Are you ever left speechless? You know how when you're someone who can always find the right words to express how you feel: good, bad, or indifferent? And you can talk about someone or some thing you're crazy about until the listener's eyes glaze over and you know they're not listening, but you keep talking anyhow because you'll burst if you don't tell someone how you feel??? Then there are times when you're telling someone, showing them, expressing yourself so well but they don't get what the big deal is. It hurts doesn't it? Just a little, but just enough that you wish you had someone-anyone on the planet who understood. So you grab your journal and you tell it all the things that need telling. It doesn't judge, misjudge, or misunderstand. It just listens.
Do you ever wonder who buys some of the world famous works of art and hide them from the rest of the world; they keep it in special vaults that only they have the combination to, and it's for their eyes only. I never got that until Erin explained it to me recently. How selfish. But I should have understood just a little bit since I'm that way about certain beauty. I tend to indulge my senses with a thing once in awhile too, until I've enjoyed each point of beauty to its maximum. No, I'm not as bad a Gollum, but there are times when you have to believe that it's really yours, so you keep going back for another look, another feel, over and over and over. Then you have to let the notion that someone thinks enough of you to award you stewardship of such beauty sink in. You have to pore over every single detail until you have it all committed to memory. By the time to awaken a lot of time has passed. When you come to, you pray you remembered to send a thank-you note!
I have seen some beautiful and rare things in this lifetime. I love cotton, and linen. Throughout my life needlecraft has been as familiar as my own handwriting. When I was just girl I could not wait to start piecing quilts. My place at Grandmother's quilting frame was a given. What a shame arthritis ruined her hands before my debut and I outgrew my quilting bag. I took to sewing like a duck takes to water. It was great comfort in the wake of my denial. Cross stitching eventually onsumed my life during the eighties. It was as necessary as food and water, and books. It became an obsession that lasted a decade. I wish I'd finished this. Had I, I'd give it to Anna. Because how could she know of my appreciation of needlework?

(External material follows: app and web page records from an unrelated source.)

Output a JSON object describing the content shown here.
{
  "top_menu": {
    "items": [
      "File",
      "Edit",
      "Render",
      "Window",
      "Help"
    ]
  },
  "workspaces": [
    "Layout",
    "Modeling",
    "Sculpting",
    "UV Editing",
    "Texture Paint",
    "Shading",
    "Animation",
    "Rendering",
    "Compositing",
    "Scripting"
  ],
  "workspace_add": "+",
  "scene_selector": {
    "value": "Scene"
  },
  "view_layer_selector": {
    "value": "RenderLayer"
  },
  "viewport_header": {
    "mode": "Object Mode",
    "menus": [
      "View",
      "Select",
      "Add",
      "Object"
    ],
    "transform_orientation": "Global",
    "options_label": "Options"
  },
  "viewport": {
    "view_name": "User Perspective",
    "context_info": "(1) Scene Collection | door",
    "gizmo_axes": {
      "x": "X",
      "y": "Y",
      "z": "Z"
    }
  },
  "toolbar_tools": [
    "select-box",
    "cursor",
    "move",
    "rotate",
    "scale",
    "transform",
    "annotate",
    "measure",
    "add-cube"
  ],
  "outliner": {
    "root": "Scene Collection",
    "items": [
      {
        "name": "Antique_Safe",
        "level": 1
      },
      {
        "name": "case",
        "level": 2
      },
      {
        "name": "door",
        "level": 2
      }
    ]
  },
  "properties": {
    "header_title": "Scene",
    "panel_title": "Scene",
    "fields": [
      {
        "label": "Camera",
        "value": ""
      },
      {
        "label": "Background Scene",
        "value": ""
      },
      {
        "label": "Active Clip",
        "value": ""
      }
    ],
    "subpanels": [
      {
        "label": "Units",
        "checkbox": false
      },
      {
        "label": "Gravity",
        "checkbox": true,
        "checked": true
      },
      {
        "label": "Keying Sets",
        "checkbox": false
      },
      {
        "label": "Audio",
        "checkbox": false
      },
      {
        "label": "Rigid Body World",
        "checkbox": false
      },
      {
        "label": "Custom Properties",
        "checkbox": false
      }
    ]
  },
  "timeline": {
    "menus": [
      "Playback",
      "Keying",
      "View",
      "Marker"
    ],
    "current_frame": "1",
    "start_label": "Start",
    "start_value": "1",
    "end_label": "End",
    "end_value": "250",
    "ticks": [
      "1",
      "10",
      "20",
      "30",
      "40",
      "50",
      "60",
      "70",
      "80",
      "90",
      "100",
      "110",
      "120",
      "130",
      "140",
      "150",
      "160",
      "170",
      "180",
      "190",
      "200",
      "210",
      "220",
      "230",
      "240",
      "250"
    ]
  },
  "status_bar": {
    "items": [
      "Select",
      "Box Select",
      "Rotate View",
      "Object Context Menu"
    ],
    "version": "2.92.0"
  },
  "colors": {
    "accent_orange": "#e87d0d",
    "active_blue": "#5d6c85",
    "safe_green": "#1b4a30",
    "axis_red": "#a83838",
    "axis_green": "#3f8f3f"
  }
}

The doily she gave me still graces my reading chair. How can she bear to part with such priceless gifts? How can I match her generosity?
Drawn thread needlework is absolutely beautiful! I know, I know. I imagine some of you wondering what this has to do with letters, and mail, and mail art. But what is this but a linen drawn thread envelope??? That came through the mail!
Sorry for the latex but I forgot where I stashed the cotton gloves. Turned out they're in my underwear/ sock drawer! But no way could I keep touching the fabric and threads with my bare hands. I didn't want to even breathe on it! Do you wonder who made this? Did the same person who stitched the "envelope" do the fine work?
I'd love to make such an envelope; so much so that last night I sketched an easy design just in case. You see, I'd love to make a lovely linen envelope too. What would it hold? Oh! I forgot to show you what Anna put inside! Tell you what. I'll show you next time.
. . . to be continued